Van Hollen blames Republicans for refusing to accept higher tax rates for the wealthy and, until very recently, refusing to budge on any increased government revenues. Conservatives counter that the Democrats are to blame for a gridlocked Congress —
“The last page hasn’t been written, but by and large [Congress] failed to address the major issues facing our country,’’ said Senator Marco Rubio, Republican of Florida. “The president had a lot of responsibility for that.’’
So even the debate over the legacy of the 112th Congress is, well, another partisan dispute.
“The amount of fighting and partisanship is high. People see that back home and they just sort of throw up their hands,’’ said Dani Doane, director of government studies at the Heritage Foundation, a conservative Washington think tank.
A major root of the current dysfunction was the 2010 midterm election, when voters sent a Republican majority to the House and kept Democrats in charge of the Senate.
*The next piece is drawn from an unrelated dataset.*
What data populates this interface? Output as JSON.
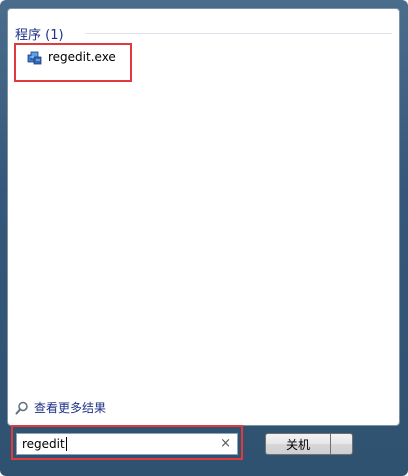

For most of the last century, one party or the other has been in charge of Capitol Hill. The most prolonged exception was during the first six years of President Reagan’s two terms in office, when the Republicans led the Senate and Democrats — led by Speaker Thomas P. “Tip” O’Neill Jr. of Massachusetts —
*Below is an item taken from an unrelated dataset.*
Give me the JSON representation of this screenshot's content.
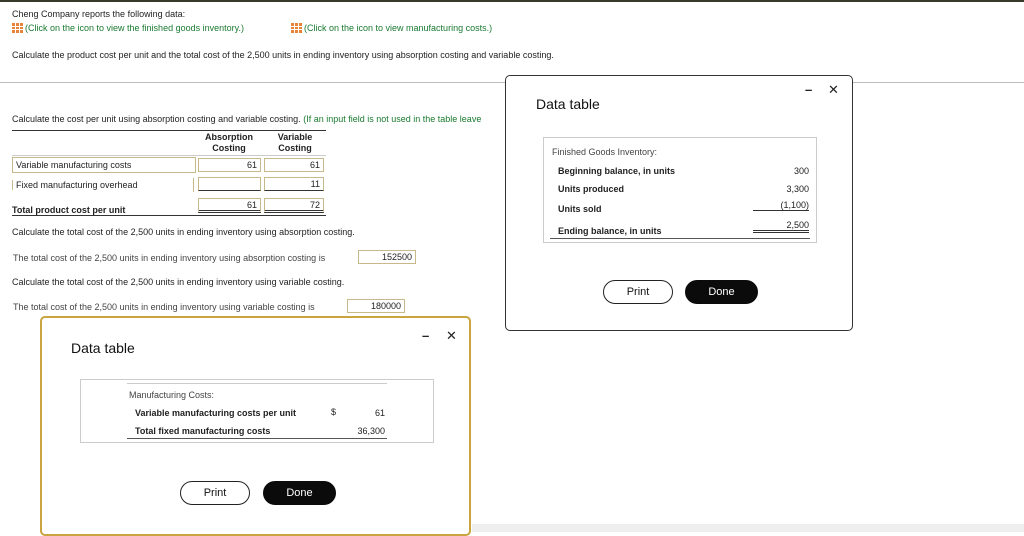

Partisan divides have intensified since, peaking after Obama’s election and the subsequent midterm elections that ushered a wave of conservative Tea Party Republicans to Capitol Hill. The new conservatives not only ran against Obama’s health care package and the fiscal stimulus program, but were also rebelling against what they saw as the fiscal profligacy of former president George W. Bush.
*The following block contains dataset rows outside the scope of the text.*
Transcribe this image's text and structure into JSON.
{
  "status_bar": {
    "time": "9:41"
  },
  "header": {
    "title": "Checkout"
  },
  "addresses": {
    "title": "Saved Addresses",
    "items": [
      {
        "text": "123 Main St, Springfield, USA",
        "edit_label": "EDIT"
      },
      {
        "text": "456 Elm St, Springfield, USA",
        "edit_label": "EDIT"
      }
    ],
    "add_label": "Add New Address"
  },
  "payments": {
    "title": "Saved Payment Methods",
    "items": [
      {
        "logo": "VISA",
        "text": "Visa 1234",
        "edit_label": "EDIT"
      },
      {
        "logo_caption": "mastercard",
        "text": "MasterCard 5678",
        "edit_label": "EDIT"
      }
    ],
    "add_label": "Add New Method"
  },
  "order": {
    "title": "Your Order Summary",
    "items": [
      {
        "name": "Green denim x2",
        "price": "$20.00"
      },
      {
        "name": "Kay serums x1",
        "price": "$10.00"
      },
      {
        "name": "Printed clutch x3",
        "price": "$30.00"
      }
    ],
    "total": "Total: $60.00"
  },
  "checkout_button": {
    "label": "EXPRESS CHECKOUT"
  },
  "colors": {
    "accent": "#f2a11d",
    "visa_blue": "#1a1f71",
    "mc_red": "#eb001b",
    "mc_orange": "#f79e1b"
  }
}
House Republicans have used every tactic at their disposal to make the deficit the highest national priority, pioneering the use of economic brinksmanship in the 2011 debt-ceiling fight when they nearly drove the nation to default. The resolution of that crisis was to delay hard decisions until now.
Obama and Senate Democrats think they have the upper hand in talks and are calling the Republicans’ bluff, setting economic leaders on edge.
The high-stakes battles with such a potentially big impact on the nation’s economy are something new and appear to alienate Americans who want compromise, said Sarah Binder, an expert on Congress at the Brookings Institution, a centrist think tank.
“This idea of brinksmanship is the story that will get told about this Congress,’’ she said. “There has not been this effort before to take do-or-die bills hostage. Aggressively taking bills hostage and threatening default is a novel technique, and that does not bode well for approval ratings.’’
House Republicans have received much of the blame for the the 2011 debt-ceiling crisis, as well as not compromising on taxes and for blocking safety-net spending programs Obama pushed to spark the economy.
Conservatives point to a slew of House-approved initiatives that were blocked by Democrats, including a repeal of Obama’s landmark health-care insurance expansion and the conservative budgets produced by Representative Paul Ryan, the chairman of the House Budget Committee and the 2012 vice-presidential nominee. House Republicans also passed rollbacks on workplace and environmental regulations. It all died in the Senate.
But Democrats have the White House, and that helps them drive the narrative. With Obama’s relentless focus on raising tax rates on people in the top two income-tax brackets, said Doane, of the Heritage Foundation, the president is pursuing an agenda that has a big political impact but not a major impact on the deficit.
The “adherence to these top two rates makes it seem that it is more about the politics of the situation,’’ she said. “You have so much political atmosphere going on, that creates a much more strategic, tactical battle than it does a policy battle.’’
To end the showdown, Doane said, both sides will have to “hold hands and jump together’’ to embrace policies that are unpopular with their constituencies — revenue increases for the GOP, entitlement changes for the Democrats.
If they don’t work it out by Jan. 1, America will be taking a leap of another kind.